Rise in Opiate Addiction Results in Push for Compassionate Drug Policies

The American Society of Addiction Medicine (ASAM) has decided that drug addiction is a disease, and not an aberrant behavior. People who use drugs, says ASAM, are not criminals.

A four-year process, involving more than 80 experts, decided that drug addiction is the result of a brain disorder, and have decided that it is a "primary disease." (http://www.nbcnews.com/id/44147493/ns/health-addictions/t/addiction-now-defined-brain-disorder-not-behavior-issue/#.VxbdK2NllmB)

This group of medical experts has decided that drug addiction is an chronic disease, similar to diabetes, hypertension or other chronic illnesses which require ongoing treatment over a person's lifetime.

Interesting that the results of this report should come on the heels of the United Nations General Assembly Special Session (UNGASS), which this week in New York engaged interfaith leaders from all over the world to become a force in getting lawmakers to change drug policies which have criminalized people, especially black, brown and poor people.

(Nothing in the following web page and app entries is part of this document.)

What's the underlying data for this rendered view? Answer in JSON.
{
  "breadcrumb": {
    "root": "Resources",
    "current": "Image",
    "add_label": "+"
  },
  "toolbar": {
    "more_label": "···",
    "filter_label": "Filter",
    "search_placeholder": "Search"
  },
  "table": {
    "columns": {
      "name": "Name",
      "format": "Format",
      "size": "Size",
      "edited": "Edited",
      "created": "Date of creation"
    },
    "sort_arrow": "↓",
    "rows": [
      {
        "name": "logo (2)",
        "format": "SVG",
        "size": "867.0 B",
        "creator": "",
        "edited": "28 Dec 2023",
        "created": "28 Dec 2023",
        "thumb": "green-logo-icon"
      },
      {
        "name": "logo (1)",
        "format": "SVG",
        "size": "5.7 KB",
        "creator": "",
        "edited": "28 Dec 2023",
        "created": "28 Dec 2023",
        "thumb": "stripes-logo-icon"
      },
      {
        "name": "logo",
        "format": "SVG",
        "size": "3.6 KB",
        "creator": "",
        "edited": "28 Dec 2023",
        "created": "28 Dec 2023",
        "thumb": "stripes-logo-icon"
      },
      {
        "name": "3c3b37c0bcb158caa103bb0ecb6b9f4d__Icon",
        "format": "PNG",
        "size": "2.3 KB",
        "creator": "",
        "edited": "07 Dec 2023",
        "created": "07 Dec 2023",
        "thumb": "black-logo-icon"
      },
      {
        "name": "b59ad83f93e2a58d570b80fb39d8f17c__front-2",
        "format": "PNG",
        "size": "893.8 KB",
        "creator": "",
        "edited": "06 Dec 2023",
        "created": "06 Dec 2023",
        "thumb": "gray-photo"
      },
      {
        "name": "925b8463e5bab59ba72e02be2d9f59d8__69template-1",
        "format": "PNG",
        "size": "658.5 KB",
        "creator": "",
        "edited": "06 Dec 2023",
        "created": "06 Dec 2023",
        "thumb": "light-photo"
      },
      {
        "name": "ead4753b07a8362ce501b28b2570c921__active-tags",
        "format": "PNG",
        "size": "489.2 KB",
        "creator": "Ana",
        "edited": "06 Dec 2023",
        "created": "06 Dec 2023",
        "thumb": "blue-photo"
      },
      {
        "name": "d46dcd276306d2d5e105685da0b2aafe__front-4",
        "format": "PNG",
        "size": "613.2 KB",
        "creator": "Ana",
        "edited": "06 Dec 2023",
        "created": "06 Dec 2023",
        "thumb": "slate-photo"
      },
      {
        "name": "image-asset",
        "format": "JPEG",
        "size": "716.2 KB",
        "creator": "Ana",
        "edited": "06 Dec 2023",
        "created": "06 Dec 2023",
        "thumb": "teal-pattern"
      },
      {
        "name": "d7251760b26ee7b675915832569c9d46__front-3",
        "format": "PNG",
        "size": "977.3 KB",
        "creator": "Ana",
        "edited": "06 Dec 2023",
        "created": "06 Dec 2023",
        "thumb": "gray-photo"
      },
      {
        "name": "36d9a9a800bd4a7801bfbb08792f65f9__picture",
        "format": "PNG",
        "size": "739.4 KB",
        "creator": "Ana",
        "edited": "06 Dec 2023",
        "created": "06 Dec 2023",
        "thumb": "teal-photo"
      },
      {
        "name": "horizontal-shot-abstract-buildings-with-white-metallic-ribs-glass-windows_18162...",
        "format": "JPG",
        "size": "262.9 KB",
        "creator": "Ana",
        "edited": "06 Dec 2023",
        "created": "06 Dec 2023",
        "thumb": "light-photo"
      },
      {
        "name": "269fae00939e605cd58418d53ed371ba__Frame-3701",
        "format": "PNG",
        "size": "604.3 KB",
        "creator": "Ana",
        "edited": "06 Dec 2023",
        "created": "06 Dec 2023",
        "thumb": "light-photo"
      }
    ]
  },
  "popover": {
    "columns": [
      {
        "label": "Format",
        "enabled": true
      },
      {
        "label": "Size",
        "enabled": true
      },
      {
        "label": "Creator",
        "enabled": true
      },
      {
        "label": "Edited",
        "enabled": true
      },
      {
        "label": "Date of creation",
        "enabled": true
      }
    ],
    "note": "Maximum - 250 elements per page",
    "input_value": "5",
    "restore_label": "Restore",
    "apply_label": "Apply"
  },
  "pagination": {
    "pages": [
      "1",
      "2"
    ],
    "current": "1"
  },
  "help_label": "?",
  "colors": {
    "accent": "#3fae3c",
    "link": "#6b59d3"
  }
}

As the incidence of opiate addiction has increased, no longer able to be hidden, there has been a move to consider drug addiction as a public health issue, and not a crime, something which is long overdue. Not surprisingly, statistics indicate that it is white people who are most affected by and engaged in opiate drug use, resulting in a rise in addiction.

The "War on Drugs" , begun by President Richard Nixon, created mayhem for drug users in urban communities; it contributed to mass incarceration in the United States, causing this country to incarcerate more people - primarily for non-violent drug offenses - than any other modern country. The collateral damage from mass incarceration resulted in the destruction of individuals, families and communities. It gave the "go ahead" to law enforcement officers to go after black, brown and poor people for possession of drugs, most often marijuana, which resulted in more and more people going to prison. Their incarceration effectively destroyed their families. Once released, the previously-incarcerated were often unable to find employment, could not live with their families in public housing, often could not get driver's' licenses ...and generally just could not find a way to live.

That being the case, with no where to live and no prospect of getting work, too many released "felons" ended up back in prison. It was just easier to survive. The system was rigged to make them fail.

Just today, at the UNGASS event, a young man who had been jailed for 25 years for drug possession and selling drugs, shared with me his story. He was not violent, but was convicted of a drug offense. He spent 13 years in solitary confinement because, he said, he refused to be "made over" by his prison experience. He was not going to let other men rape him; he was going to fight back when the guards beat him for nothing. He was willing to suffer to protect his dignity.

I asked him how he survived 13 years in solitary confinement, and what he shared broke my heart. He described the small cell in which he spent 23 of 24 hours every day. He said that in that space, "guys would do anything to stay sane."

"You could begin counting the holes in the wall, and lose count ...and start all over again," he said. "You would do ...you had to do ...anything to keep your sanity."

All for a non-violent drug offense.

As long as drug addiction was thought to be primarily a problem of urban men and women, there was little incentive to study it or to try to curb it; the assumption was, as it has been in this world for the longest time, that black, brown and poor people are objects, and bad objects at that. If they were in prison, they deserved to be.

But now that opiate addiction is rising, affecting primarily young white people, the sentiment is changing. There is an urgency to get the language around addiction reframed. These are not bad kids, the message is being given. These kids are sick and need our help.

Let's call that a good thing. Let's say that perhaps the attention to opiate addiction might be the impetus to stop criminalizing everyone who uses and sells drugs, who steals to support his or her habit, and who destroys his or her family in the ongoing quest for the next high. Let's say that a change in perspective makes lawmakers come up with laws that actually help the addict, not destroy him or her further.

In that scenario, what happens to all those people sitting in prison now, for non-violent drug offenses? Can or will we let them out of prison? Can the lawmakers - worldwide- come up with policies that will enable these people, who I say were wrongly convicted, retrieve their lives? Can they develop a moral backbone and leave their desire to cater to a base that demands selective "law and order" and perhaps toss this issue to the health community?

That would seem to be the only right thing to do, in a culture and society which is now making it possible for white people to sell marijuana and become millionaires, while just the possession of that same drug resulted in destroyed lives and families for way too many individuals.

It will be interesting to see what happens, in light of this determination of the ASAM. We will see...